Code of Conduct for nurses
The Code both advises nurses and tells the public what they can expect of a nurse in terms of the professional role. It also provides a yardstick for evaluating the conduct of nurses.
The Code is framed around four core values – respect, trust, partnership and integrity – and eight primary principles. It is a practical document that clearly describes the conduct expected of nurses. Without the public's trust and confidence in the profession, nurses cannot fulfil their role effectively. This means that what is personal and what is professional will inevitably overlap.
Guidelines: Professional Boundaries
The booklet Guidelines: Professional Boundaries discusses the sometimes challenging but critical issue of professional boundaries in more detail. It is designed to be read alongside the Code.
The key message of both documents is that nurses must make the care of patients their first concern. To do this effectively, they must maintain professional boundaries.
Nurses are expected to familiarise themselves with the Code and the Guidelines and incorporate these standards in their practise.
Guidelines: social media and electronic communication
Guidelines: Social Media & Electronic Communication is a new guidance document to help nurses think about their use of social media and electronic communications in relation to standards of professional conduct. The new guidelines explore the benefits and pitfalls of social media providing detailed guidance. Of the eight principles in the Code, four directly intersect with the use of social media and electronic communications.
Clear direction is given to nurses. For example in relation to protecting patient privacy, nurses are reminded to be aware that patient emails, answer phone messages and texts may be accessed by others. In relation to maintaining professional boundaries, nurses are advised that boundaries could be breached when health consumers are made ‘friends’ on personal social media websites. The guidance document is the second in a series of guidelines expanding on the Code and follows the release of guidelines on professional boundaries.
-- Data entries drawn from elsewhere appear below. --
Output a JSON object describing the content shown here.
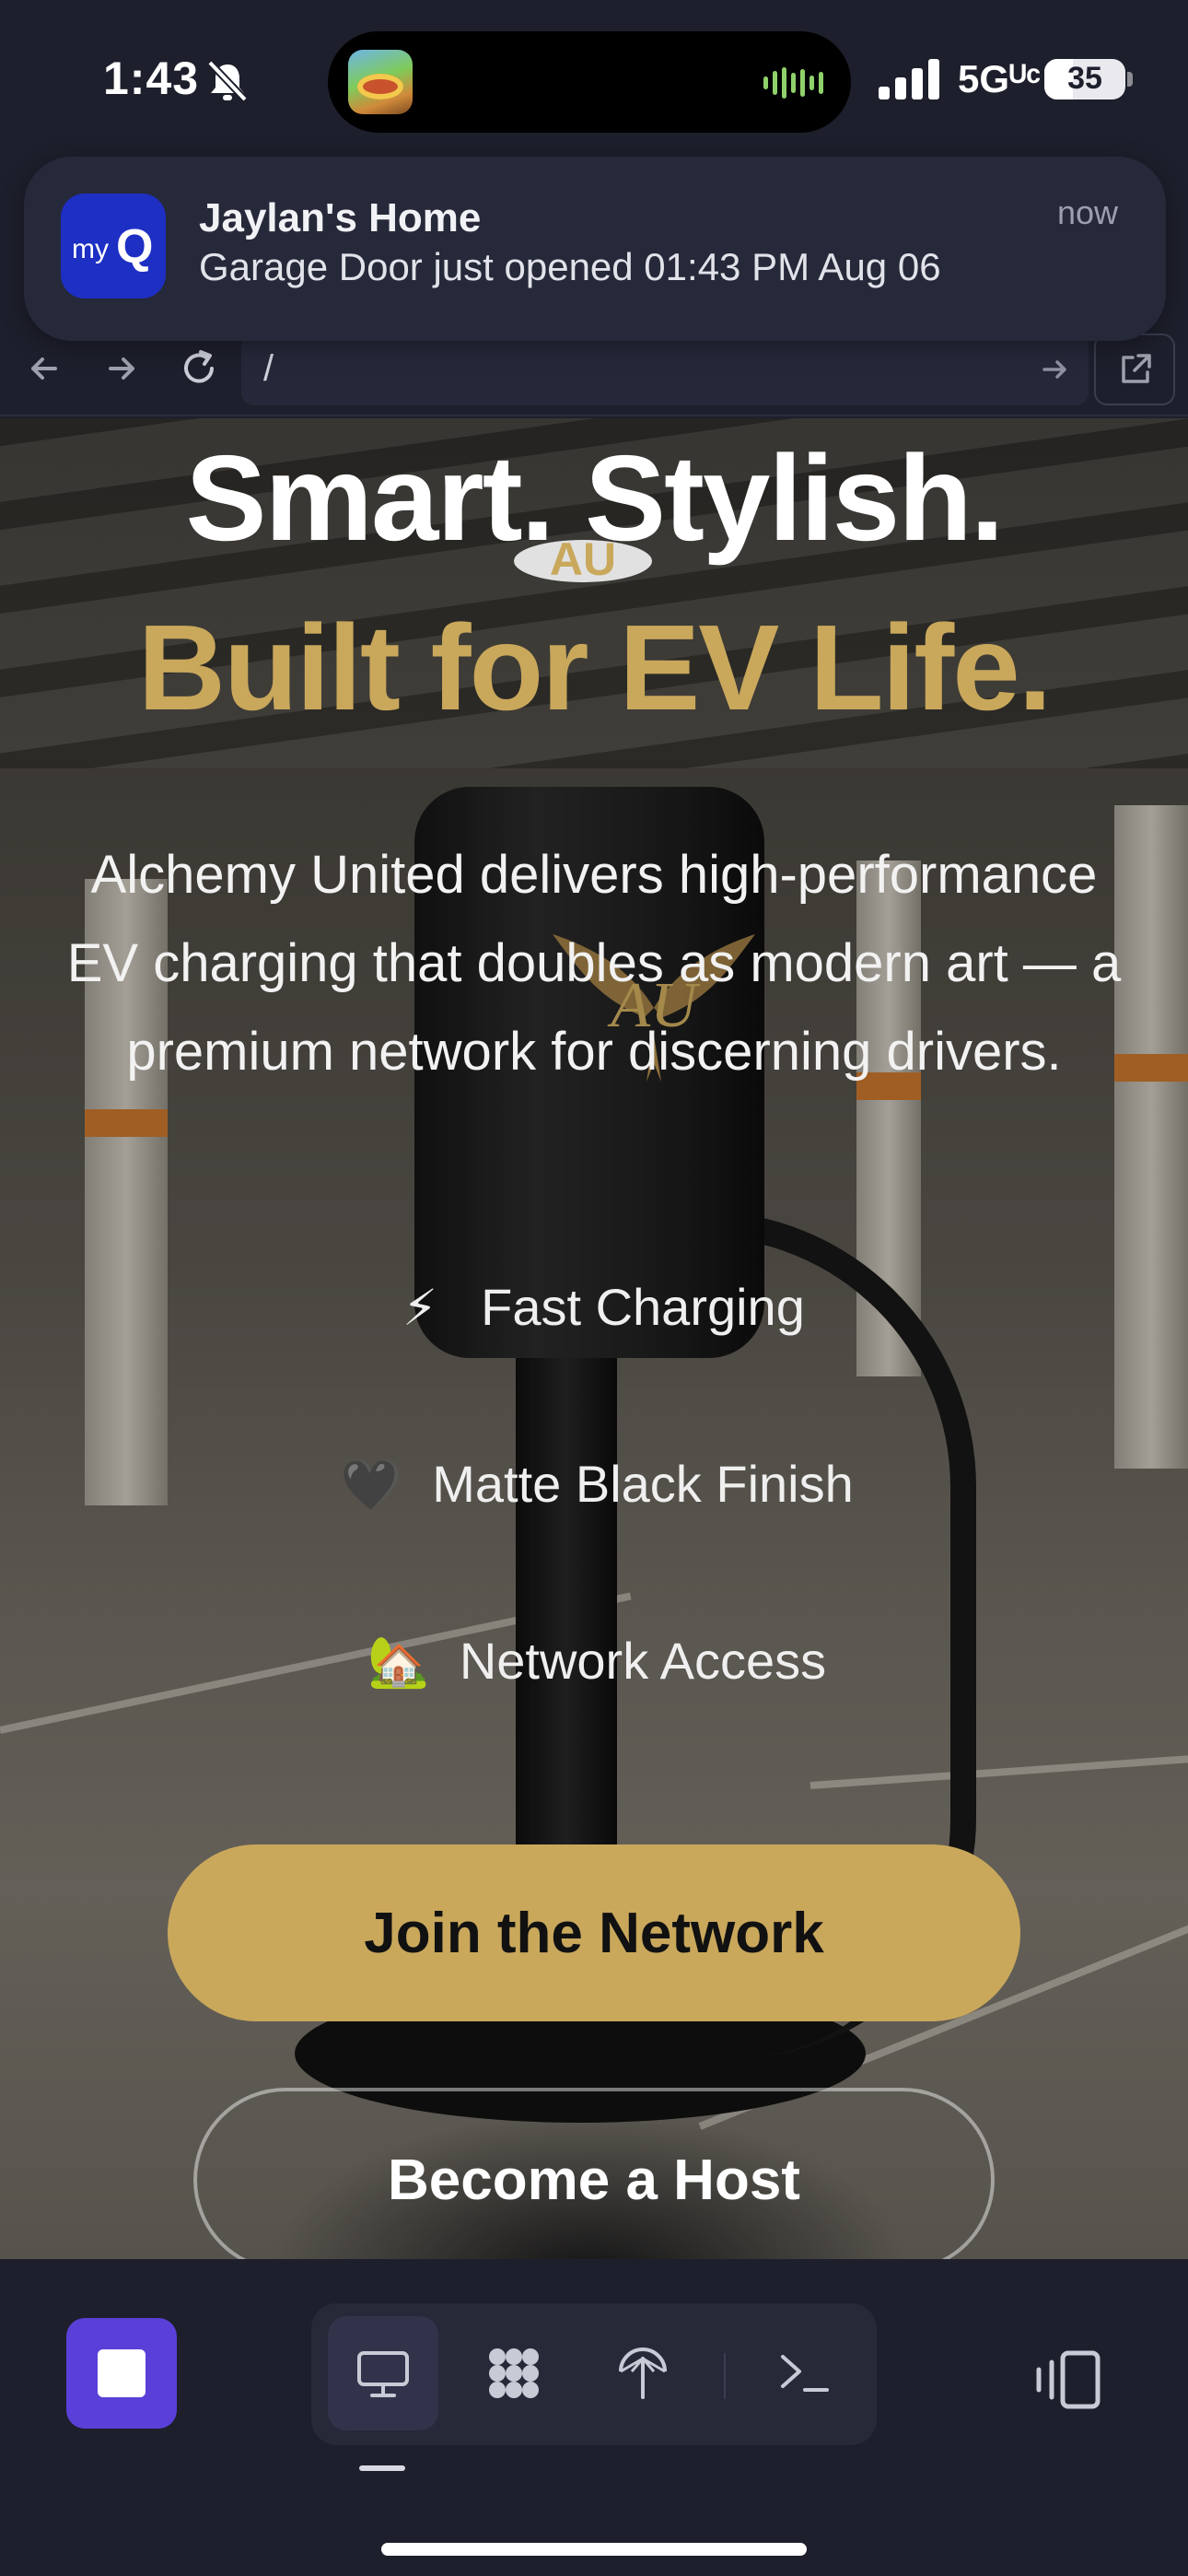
{
  "status_bar": {
    "time": "1:43",
    "network": "5Gᵁᶜ",
    "battery": "35",
    "battery_level": 0.35
  },
  "notification": {
    "app_icon_my": "my",
    "app_icon_q": "Q",
    "title": "Jaylan's Home",
    "body": "Garage Door just opened 01:43 PM Aug 06",
    "time": "now"
  },
  "browser": {
    "url": "/"
  },
  "hero": {
    "title_line1": "Smart. Stylish.",
    "badge": "AU",
    "title_line2": "Built for EV Life.",
    "description": "Alchemy United delivers high-performance EV charging that doubles as modern art — a premium network for discerning drivers.",
    "features": [
      {
        "emoji": "⚡",
        "icon": "lightning-icon",
        "label": "Fast Charging"
      },
      {
        "emoji": "🖤",
        "icon": "black-heart-icon",
        "label": "Matte Black Finish"
      },
      {
        "emoji": "🏡",
        "icon": "house-icon",
        "label": "Network Access"
      }
    ],
    "primary_button": "Join the Network",
    "secondary_button": "Become a Host"
  },
  "colors": {
    "accent_gold": "#c9a85c",
    "background": "#1d1f2c",
    "stop_button": "#5a40d8",
    "notification_icon": "#1e2fc4"
  },
  "toolbar": {
    "icons": [
      "stop-icon",
      "desktop-icon",
      "apps-grid-icon",
      "network-icon",
      "terminal-icon",
      "device-switch-icon"
    ]
  }
}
What has become clear is that even when social media is used with good intentions, patient confidentiality and privacy can be inadvertently breached. Patients don’t have to be named to be identifiable and even with the strictest privacy settings, information can forwarded and shared in potentially ever-expanding networks. Similarly deleted content may remain accessible.